Also, disassembling every car for analysis and blueprinting to make sure there are no surprises can help target accurate delivery dates. So can performing regular quality inspections at key points in the repair process and making sure techs follow the procedure to immediately alert management of any problems, even if those problems don’t directly affect their “job.” In our shop, this sometimes means that my husband has to lead by example and get out on the shop floor to keep up the pace.
By playing the odds, we’re right 85 percent of the time. As risky as it may seem, we’re willing to give a guaranteed delivery date. I can’t see the difference between backing up your word to the insurance company or backing it up to a customer. What it comes down to is if we have the manpower to consistently keep these processes in place with larger volume. When an employee is out on medical leave or has a death in the family, are there enough backup employees to keep production up to the levels where a DRP remains profitable? If not, Little Billy will certainly crash his car and be short a few dollars to cover the rental. We are, as always, at his service.
Writer Monica Dorsey is a partner at
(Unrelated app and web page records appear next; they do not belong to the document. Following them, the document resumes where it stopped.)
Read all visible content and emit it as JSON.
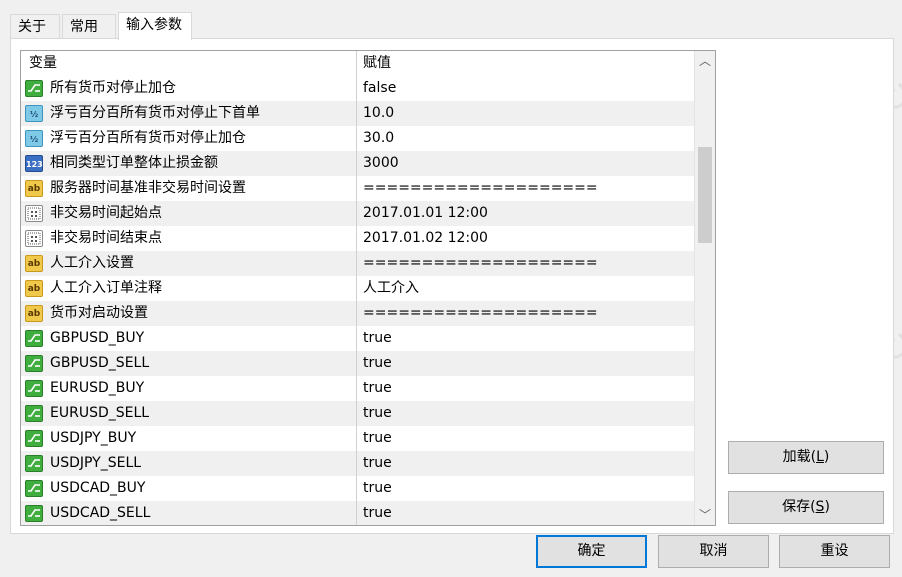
{
  "tabs": [
    {
      "label": "关于"
    },
    {
      "label": "常用"
    },
    {
      "label": "输入参数"
    }
  ],
  "table": {
    "col_variable": "变量",
    "col_value": "赋值",
    "rows": [
      {
        "icon": "bool",
        "name": "所有货币对停止加仓",
        "value": "false"
      },
      {
        "icon": "double",
        "name": "浮亏百分百所有货币对停止下首单",
        "value": "10.0"
      },
      {
        "icon": "double",
        "name": "浮亏百分百所有货币对停止加仓",
        "value": "30.0"
      },
      {
        "icon": "int",
        "name": "相同类型订单整体止损金额",
        "value": "3000"
      },
      {
        "icon": "string",
        "name": "服务器时间基准非交易时间设置",
        "value": "===================="
      },
      {
        "icon": "datetime",
        "name": "非交易时间起始点",
        "value": "2017.01.01 12:00"
      },
      {
        "icon": "datetime",
        "name": "非交易时间结束点",
        "value": "2017.01.02 12:00"
      },
      {
        "icon": "string",
        "name": "人工介入设置",
        "value": "===================="
      },
      {
        "icon": "string",
        "name": "人工介入订单注释",
        "value": "人工介入"
      },
      {
        "icon": "string",
        "name": "货币对启动设置",
        "value": "===================="
      },
      {
        "icon": "bool",
        "name": "GBPUSD_BUY",
        "value": "true"
      },
      {
        "icon": "bool",
        "name": "GBPUSD_SELL",
        "value": "true"
      },
      {
        "icon": "bool",
        "name": "EURUSD_BUY",
        "value": "true"
      },
      {
        "icon": "bool",
        "name": "EURUSD_SELL",
        "value": "true"
      },
      {
        "icon": "bool",
        "name": "USDJPY_BUY",
        "value": "true"
      },
      {
        "icon": "bool",
        "name": "USDJPY_SELL",
        "value": "true"
      },
      {
        "icon": "bool",
        "name": "USDCAD_BUY",
        "value": "true"
      },
      {
        "icon": "bool",
        "name": "USDCAD_SELL",
        "value": "true"
      }
    ]
  },
  "icon_labels": {
    "double": "½",
    "int": "123",
    "string": "ab"
  },
  "buttons": {
    "load": {
      "text": "加载(",
      "key": "L",
      "close": ")"
    },
    "save": {
      "text": "保存(",
      "key": "S",
      "close": ")"
    },
    "ok": "确定",
    "cancel": "取消",
    "reset": "重设"
  },
  "watermark": "EAHub.cn",
  "colors": {
    "accent": "#0078d7",
    "alt_row": "#f0f0f0"
  }
}
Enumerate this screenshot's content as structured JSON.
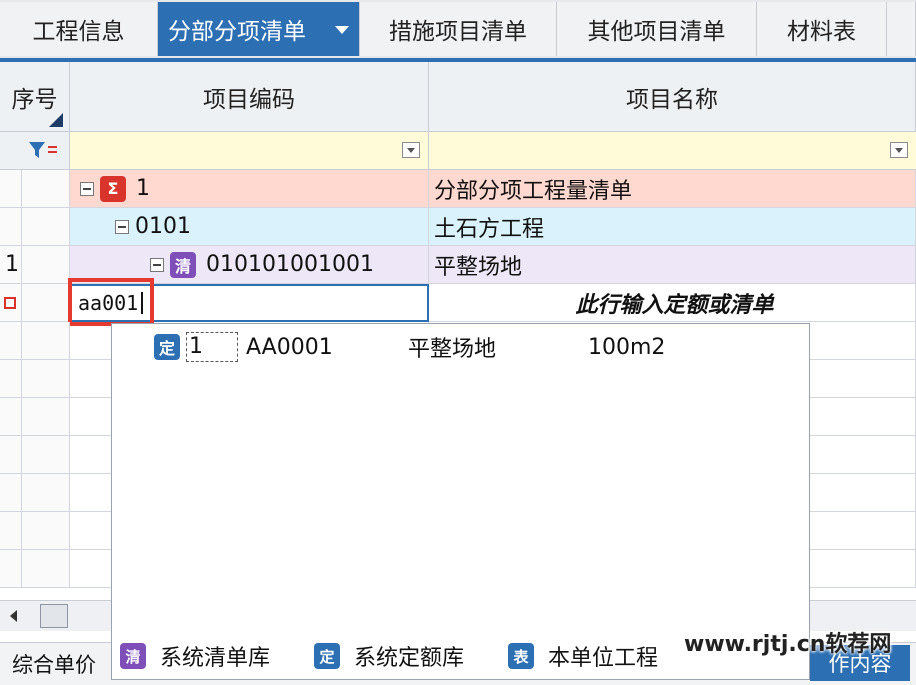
{
  "tabs": [
    {
      "label": "工程信息"
    },
    {
      "label": "分部分项清单"
    },
    {
      "label": "措施项目清单"
    },
    {
      "label": "其他项目清单"
    },
    {
      "label": "材料表"
    }
  ],
  "columns": {
    "seq": "序号",
    "code": "项目编码",
    "name": "项目名称"
  },
  "rows": [
    {
      "seq": "",
      "code": "1",
      "name": "分部分项工程量清单",
      "icon": "Σ"
    },
    {
      "seq": "",
      "code": "0101",
      "name": "土石方工程"
    },
    {
      "seq": "1",
      "code": "010101001001",
      "name": "平整场地",
      "icon": "清"
    }
  ],
  "input_row": {
    "value": "aa001",
    "hint": "此行输入定额或清单"
  },
  "popup": {
    "items": [
      {
        "icon": "定",
        "no": "1",
        "code": "AA0001",
        "name": "平整场地",
        "unit": "100m2"
      }
    ],
    "footer": [
      {
        "icon": "清",
        "label": "系统清单库"
      },
      {
        "icon": "定",
        "label": "系统定额库"
      },
      {
        "icon": "表",
        "label": "本单位工程"
      }
    ]
  },
  "bottom": {
    "left_label": "综合单价",
    "right_label": "作内容"
  },
  "watermark": "www.rjtj.cn软荐网",
  "colors": {
    "accent": "#2d6fb3",
    "row_level1": "#ffd9cf",
    "row_level2": "#d9f2fb",
    "row_level3": "#eee7f7",
    "filter_row": "#fffbd8"
  }
}
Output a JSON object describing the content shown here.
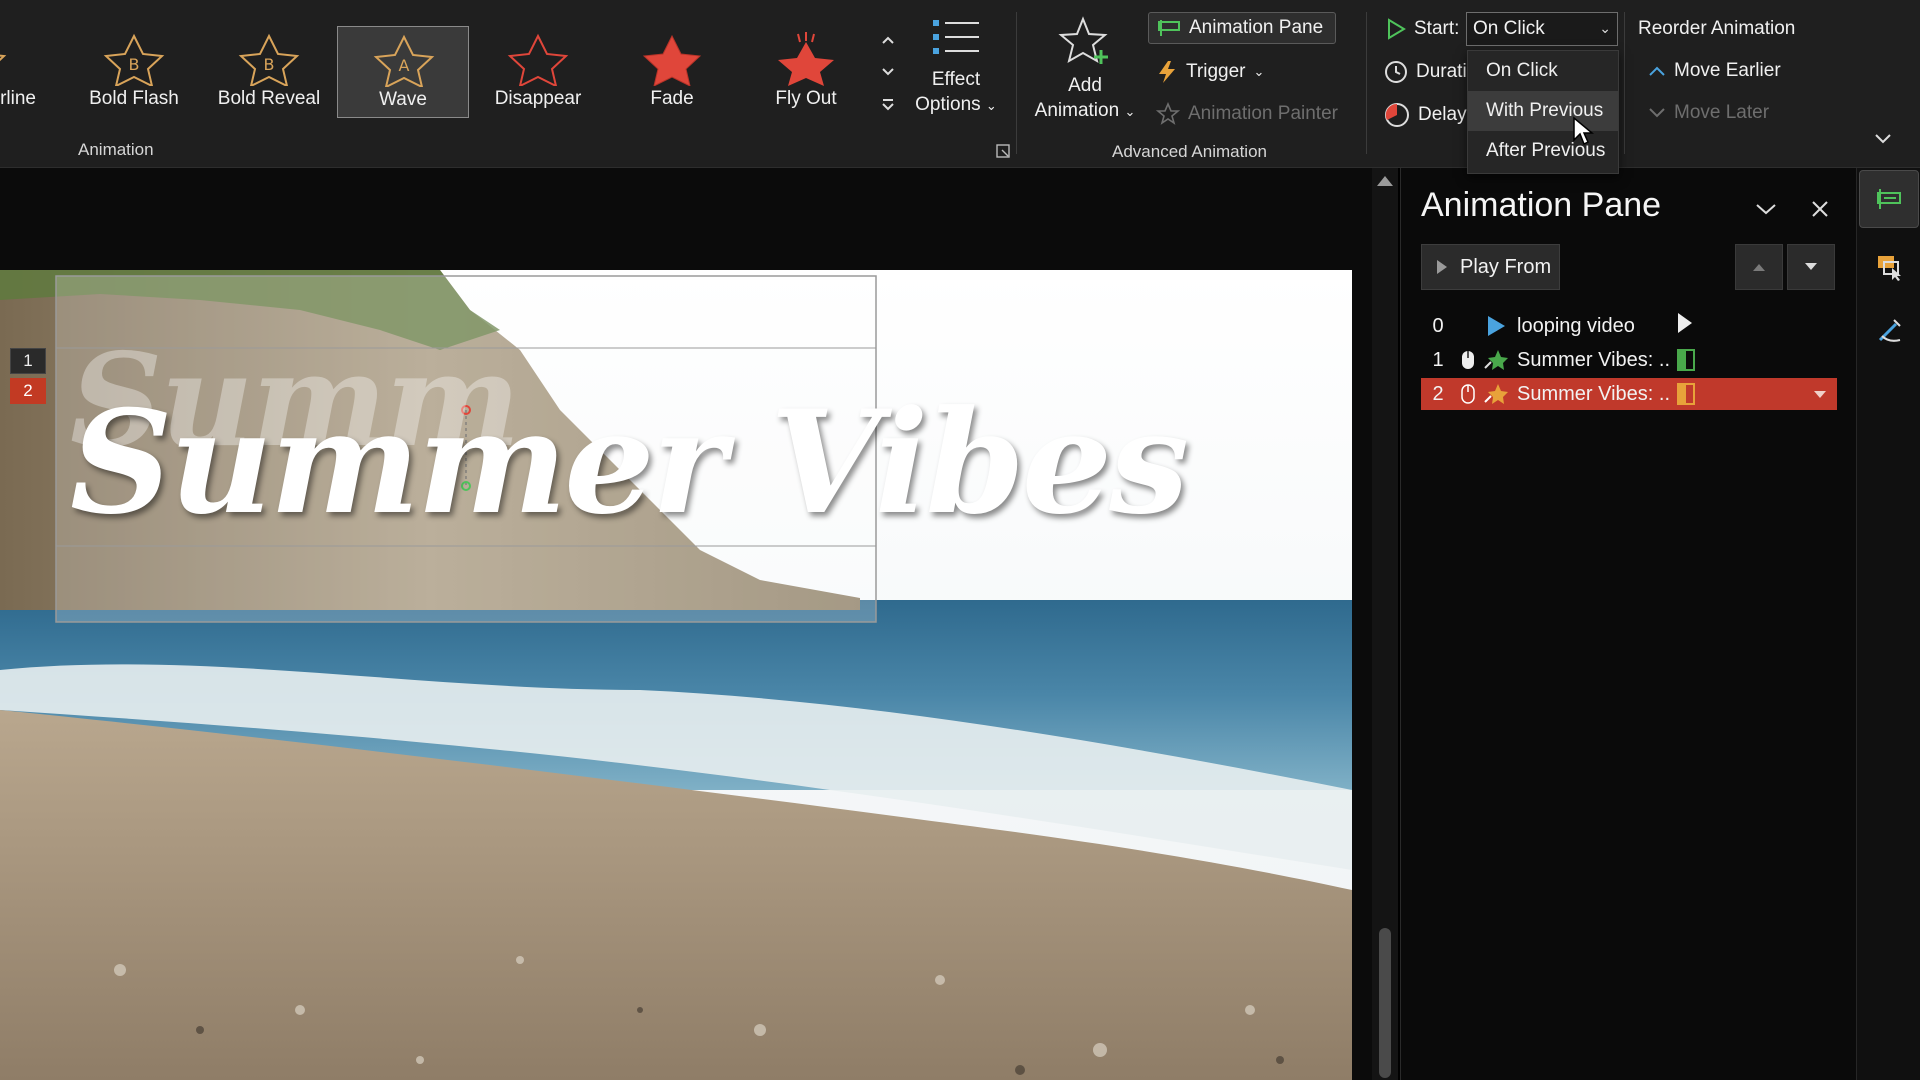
{
  "ribbon": {
    "gallery": [
      {
        "label": "erline",
        "icon": "outline-star-icon",
        "color": "#d9a45a"
      },
      {
        "label": "Bold Flash",
        "icon": "bold-flash-star-icon",
        "color": "#d9a45a"
      },
      {
        "label": "Bold Reveal",
        "icon": "bold-reveal-star-icon",
        "color": "#d9a45a"
      },
      {
        "label": "Wave",
        "icon": "wave-star-icon",
        "color": "#d9a45a"
      },
      {
        "label": "Disappear",
        "icon": "disappear-star-icon",
        "color": "#e0463a"
      },
      {
        "label": "Fade",
        "icon": "fade-star-icon",
        "color": "#e0463a"
      },
      {
        "label": "Fly Out",
        "icon": "fly-out-star-icon",
        "color": "#e0463a"
      }
    ],
    "selected_effect": "Wave",
    "animation_group_label": "Animation",
    "effect_options": {
      "line1": "Effect",
      "line2": "Options"
    },
    "add_animation": {
      "line1": "Add",
      "line2": "Animation"
    },
    "animation_pane_label": "Animation Pane",
    "trigger_label": "Trigger",
    "animation_painter_label": "Animation Painter",
    "advanced_group_label": "Advanced Animation",
    "start_label": "Start:",
    "start_value": "On Click",
    "duration_label": "Durati",
    "delay_label": "Delay:",
    "reorder_label": "Reorder Animation",
    "move_earlier_label": "Move Earlier",
    "move_later_label": "Move Later",
    "start_options": [
      "On Click",
      "With Previous",
      "After Previous"
    ],
    "hovered_option": "With Previous"
  },
  "slide": {
    "title_text": "Summer Vibes",
    "ghost_text": "Summ",
    "animation_tags": [
      "1",
      "2"
    ]
  },
  "animation_pane": {
    "title": "Animation Pane",
    "play_from_label": "Play From",
    "items": [
      {
        "index": "0",
        "name": "looping video",
        "type": "media",
        "selected": false
      },
      {
        "index": "1",
        "name": "Summer Vibes: ...",
        "type": "on-click",
        "bar_color": "#49a84b",
        "selected": false
      },
      {
        "index": "2",
        "name": "Summer Vibes: ...",
        "type": "on-click",
        "bar_color": "#e8a23a",
        "selected": true
      }
    ],
    "selected_color": "#c0392b"
  },
  "colors": {
    "ribbon_bg": "#1f1f1f",
    "accent_red": "#c0392b",
    "text": "#f2f2f2"
  }
}
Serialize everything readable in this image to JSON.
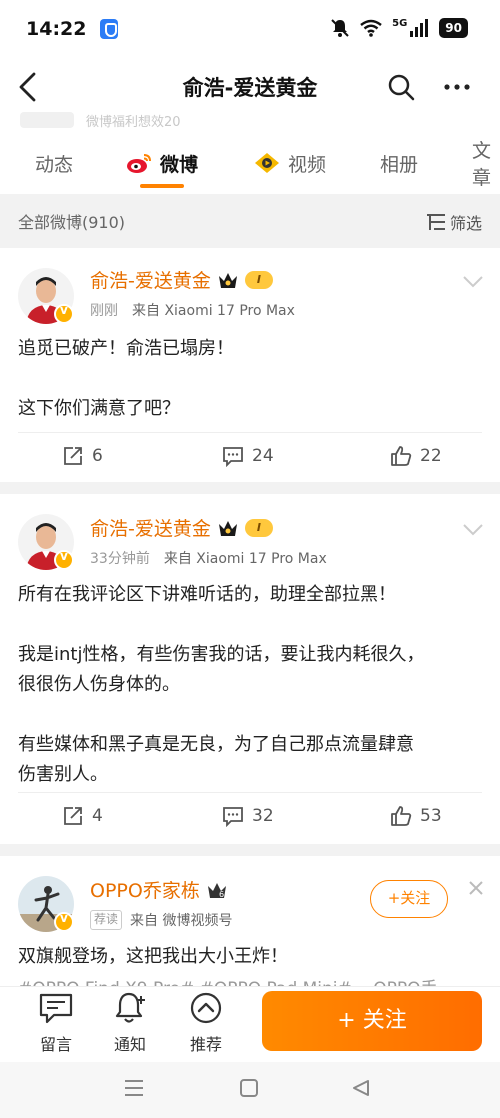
{
  "status": {
    "time": "14:22",
    "network": "5G",
    "battery": "90"
  },
  "header": {
    "title": "俞浩-爱送黄金"
  },
  "ghost": {
    "text": "微博福利想效20"
  },
  "tabs": [
    {
      "label": "动态"
    },
    {
      "label": "微博"
    },
    {
      "label": "视频"
    },
    {
      "label": "相册"
    },
    {
      "label": "文章"
    }
  ],
  "filter": {
    "count_label": "全部微博(910)",
    "filter_label": "筛选"
  },
  "posts": [
    {
      "author": "俞浩-爱送黄金",
      "level": "I",
      "time": "刚刚",
      "source": "来自 Xiaomi 17 Pro Max",
      "text": [
        "追觅已破产！俞浩已塌房！",
        "",
        "这下你们满意了吧？"
      ],
      "shares": "6",
      "comments": "24",
      "likes": "22"
    },
    {
      "author": "俞浩-爱送黄金",
      "level": "I",
      "time": "33分钟前",
      "source": "来自 Xiaomi 17 Pro Max",
      "text": [
        "所有在我评论区下讲难听话的，助理全部拉黑！",
        "",
        "我是intj性格，有些伤害我的话，要让我内耗很久，",
        "很很伤人伤身体的。",
        "",
        "有些媒体和黑子真是无良，为了自己那点流量肆意",
        "伤害别人。"
      ],
      "shares": "4",
      "comments": "32",
      "likes": "53"
    },
    {
      "author": "OPPO乔家栋",
      "rec_tag": "荐读",
      "source": "来自 微博视频号",
      "follow_label": "+关注",
      "text": [
        "双旗舰登场，这把我出大小王炸！"
      ],
      "tags": "#OPPO Find X9 Pro# #OPPO Pad Mini# ▭OPPO手"
    }
  ],
  "bottom_bar": {
    "comment_label": "留言",
    "notify_label": "通知",
    "recommend_label": "推荐",
    "follow_label": "+ 关注"
  },
  "colors": {
    "accent": "#ff8200",
    "author": "#e76f00"
  }
}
Classic CollisionWorks in Philadelphia, Pa. You can reach her at [email protected].